While these fees may be tied to certain classes, these fees should not be confused with supply or material fees that come with enrolling in certain classes.
“It’s separate from a course fee that may provide for a specific supply like in art that goes specifically with that [course],” Fessler said. “So it is a general operating [fee].”
Such program fees are not used by Missouri Western alone, Fessler said.
“Many other schools have program fees like this,” Fessler said. “I know we did, at the time that some of this was expanded, we reviewed what other schools were doing and some have significantly higher fees in various others and some have similar [ones]. That’s kind of dependent on the institution. Missouri Western is not unique in the area of program fees.”
This particular set of fees does not appear to be something that is utilized at Missouri Western’s rival university.
Vice President of Finance Stacy Carrick at Northwest Missouri State University said that a similar fee program has not used at Northwest.
“Northwest has not implemented a separate ‘departmental’ fee,” Carrick said.
Truman University, meanwhile, charges an additional “special courses fee” that varies in use.
Some of them go specifically to supplies used in courses, enrolling in a specific course and a few board course fees. These fees also vary from per credit hour charges to per course charges.
Another institution has used the same sort of broad program fees as Missouri Western, but on a much smaller scale. Bursar at Missouri Southern State University, Alicia Hughes, said her institution, unlike Missouri Western, has only one department that charges a blanket fee for undergraduate courses.
“Our School of Business is currently the only department that charges a fee for all courses within the department,” Hughes said. “Our Teacher Education department charges a program fee as well, but that only applies to graduate courses. While I believe you may find that Missouri Western’s model is fairly common practice it’s not something that Missouri Southern has widely adopted yet.”
How prevalent the use of program fees is by colleges and universities in Missouri and how much they cost is not widely known. The Missouri Department of Higher Education does not even collect such fee information, despite collecting information on tuition.
DHE Director of Communications and Marketing Liz Coleman said that it is at the discretion of the universities to determine the costs of such fees.
“Every college and university determines those kinds of fees and they don’t report that to us,” Coleman said. “They do report tuition and general fees, but program fees and course fees, they don’t report that to us. That [fee] is decided at the university and college level.”
Part of the issue with a lack of information on university fees is that currently the DHE is only allowed to collect certain tuition and fee information because of a state mandated cap on how much universities can raise their tuition per year. A proposed House Bill may help change the availability of fee information colleges and universities have to provide, however.
H.B. 2095 would require that universities publish the total costs of degrees offered at their institution, including fees charged in addition to tuition. This would go beyond the information currently gathered by Department of Higher Education.

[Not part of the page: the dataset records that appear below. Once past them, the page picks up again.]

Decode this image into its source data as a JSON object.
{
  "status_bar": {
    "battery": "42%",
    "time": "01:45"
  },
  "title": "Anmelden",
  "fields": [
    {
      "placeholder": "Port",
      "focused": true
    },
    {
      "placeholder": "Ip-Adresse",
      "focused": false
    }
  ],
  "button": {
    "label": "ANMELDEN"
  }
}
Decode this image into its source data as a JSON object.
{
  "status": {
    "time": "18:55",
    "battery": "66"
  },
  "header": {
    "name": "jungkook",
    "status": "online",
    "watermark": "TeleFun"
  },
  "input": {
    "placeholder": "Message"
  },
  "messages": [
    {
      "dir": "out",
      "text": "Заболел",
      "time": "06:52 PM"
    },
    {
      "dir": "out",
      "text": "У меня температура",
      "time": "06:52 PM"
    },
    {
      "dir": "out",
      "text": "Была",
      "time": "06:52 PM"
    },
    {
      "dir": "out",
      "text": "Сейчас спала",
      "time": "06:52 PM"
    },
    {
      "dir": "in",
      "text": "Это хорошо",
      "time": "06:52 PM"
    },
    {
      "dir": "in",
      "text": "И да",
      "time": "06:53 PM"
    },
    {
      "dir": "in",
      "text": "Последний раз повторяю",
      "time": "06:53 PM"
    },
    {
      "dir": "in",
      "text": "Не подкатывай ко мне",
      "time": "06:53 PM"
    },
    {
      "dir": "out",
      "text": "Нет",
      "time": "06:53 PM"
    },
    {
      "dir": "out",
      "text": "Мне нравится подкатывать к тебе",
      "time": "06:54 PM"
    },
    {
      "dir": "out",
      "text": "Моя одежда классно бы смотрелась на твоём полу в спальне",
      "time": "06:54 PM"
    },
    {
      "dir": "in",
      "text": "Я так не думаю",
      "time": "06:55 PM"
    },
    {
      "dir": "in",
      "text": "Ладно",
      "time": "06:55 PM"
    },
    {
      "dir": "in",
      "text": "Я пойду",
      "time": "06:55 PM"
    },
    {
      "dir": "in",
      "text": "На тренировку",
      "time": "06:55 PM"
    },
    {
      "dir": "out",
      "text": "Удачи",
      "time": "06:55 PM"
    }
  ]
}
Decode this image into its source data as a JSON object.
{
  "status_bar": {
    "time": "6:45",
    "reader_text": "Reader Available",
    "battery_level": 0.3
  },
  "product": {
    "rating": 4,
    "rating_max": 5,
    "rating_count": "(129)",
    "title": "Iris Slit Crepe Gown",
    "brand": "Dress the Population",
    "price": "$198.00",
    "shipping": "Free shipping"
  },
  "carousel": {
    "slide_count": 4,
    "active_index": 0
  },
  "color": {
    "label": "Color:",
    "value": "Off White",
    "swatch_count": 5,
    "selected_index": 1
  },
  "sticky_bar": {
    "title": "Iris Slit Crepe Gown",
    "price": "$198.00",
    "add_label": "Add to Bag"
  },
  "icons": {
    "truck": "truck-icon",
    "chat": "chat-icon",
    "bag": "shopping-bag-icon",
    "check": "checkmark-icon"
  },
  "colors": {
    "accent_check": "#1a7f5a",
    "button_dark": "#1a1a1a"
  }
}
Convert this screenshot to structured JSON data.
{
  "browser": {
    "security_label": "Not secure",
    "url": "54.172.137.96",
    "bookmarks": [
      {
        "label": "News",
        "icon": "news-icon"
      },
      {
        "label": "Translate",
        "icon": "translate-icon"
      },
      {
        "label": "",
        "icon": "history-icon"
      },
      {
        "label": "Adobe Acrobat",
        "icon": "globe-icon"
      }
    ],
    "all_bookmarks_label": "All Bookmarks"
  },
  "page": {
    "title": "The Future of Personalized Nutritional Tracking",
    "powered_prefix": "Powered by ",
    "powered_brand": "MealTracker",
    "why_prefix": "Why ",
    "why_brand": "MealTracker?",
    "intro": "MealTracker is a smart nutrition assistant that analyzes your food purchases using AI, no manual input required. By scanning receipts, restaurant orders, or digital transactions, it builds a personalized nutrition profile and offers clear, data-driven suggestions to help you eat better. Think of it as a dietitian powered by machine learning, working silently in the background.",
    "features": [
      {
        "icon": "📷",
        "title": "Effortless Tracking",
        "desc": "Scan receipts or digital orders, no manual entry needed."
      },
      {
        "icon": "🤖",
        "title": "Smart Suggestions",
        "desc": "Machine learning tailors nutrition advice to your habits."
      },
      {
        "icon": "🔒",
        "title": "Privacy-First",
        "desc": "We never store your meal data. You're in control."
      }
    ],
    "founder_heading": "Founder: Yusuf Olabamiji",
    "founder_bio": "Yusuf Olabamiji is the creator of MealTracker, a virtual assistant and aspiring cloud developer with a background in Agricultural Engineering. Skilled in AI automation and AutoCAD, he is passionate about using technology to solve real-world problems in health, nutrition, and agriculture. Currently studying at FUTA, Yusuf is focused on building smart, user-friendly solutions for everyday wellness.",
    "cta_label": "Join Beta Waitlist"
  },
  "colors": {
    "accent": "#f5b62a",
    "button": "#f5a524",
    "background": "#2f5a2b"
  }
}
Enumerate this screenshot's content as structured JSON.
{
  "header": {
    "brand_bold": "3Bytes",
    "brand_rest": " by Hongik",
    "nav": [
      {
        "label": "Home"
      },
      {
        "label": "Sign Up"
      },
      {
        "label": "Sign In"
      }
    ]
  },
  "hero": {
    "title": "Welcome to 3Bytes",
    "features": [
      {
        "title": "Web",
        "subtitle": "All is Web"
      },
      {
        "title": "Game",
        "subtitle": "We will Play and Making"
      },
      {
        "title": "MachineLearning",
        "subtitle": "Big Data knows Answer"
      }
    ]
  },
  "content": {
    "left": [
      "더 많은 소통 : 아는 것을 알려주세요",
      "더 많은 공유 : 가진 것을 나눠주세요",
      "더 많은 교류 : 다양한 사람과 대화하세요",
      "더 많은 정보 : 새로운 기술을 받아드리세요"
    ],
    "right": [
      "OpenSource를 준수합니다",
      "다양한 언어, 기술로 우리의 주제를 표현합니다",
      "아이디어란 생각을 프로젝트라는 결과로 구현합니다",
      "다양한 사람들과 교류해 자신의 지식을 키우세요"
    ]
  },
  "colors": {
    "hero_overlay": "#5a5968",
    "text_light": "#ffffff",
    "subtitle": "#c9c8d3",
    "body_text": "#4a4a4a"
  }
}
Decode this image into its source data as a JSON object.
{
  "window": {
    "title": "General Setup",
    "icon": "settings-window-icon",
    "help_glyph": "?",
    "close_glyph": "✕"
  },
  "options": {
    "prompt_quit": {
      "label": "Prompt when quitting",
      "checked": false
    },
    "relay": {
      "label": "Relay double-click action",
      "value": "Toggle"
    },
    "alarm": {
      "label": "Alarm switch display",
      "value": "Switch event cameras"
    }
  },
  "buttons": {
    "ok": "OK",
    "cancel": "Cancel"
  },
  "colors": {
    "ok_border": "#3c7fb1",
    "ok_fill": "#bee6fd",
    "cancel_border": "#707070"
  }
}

Until the bill passes, however, individual colleges and universities will largely be the only ones with all the information on their fee programs and the total cost of attendance.
While the cost of these additional and program fees may prove to be somewhat high for students, universities like Missouri Western depend on them to function.
“In terms of importance, they’re very important, just like tuition dollars are important and every state appropriation dollar is extremely important,” Fessler said. “It’s all a part of the revenue puzzle and every part is very important for us to be able to operate.”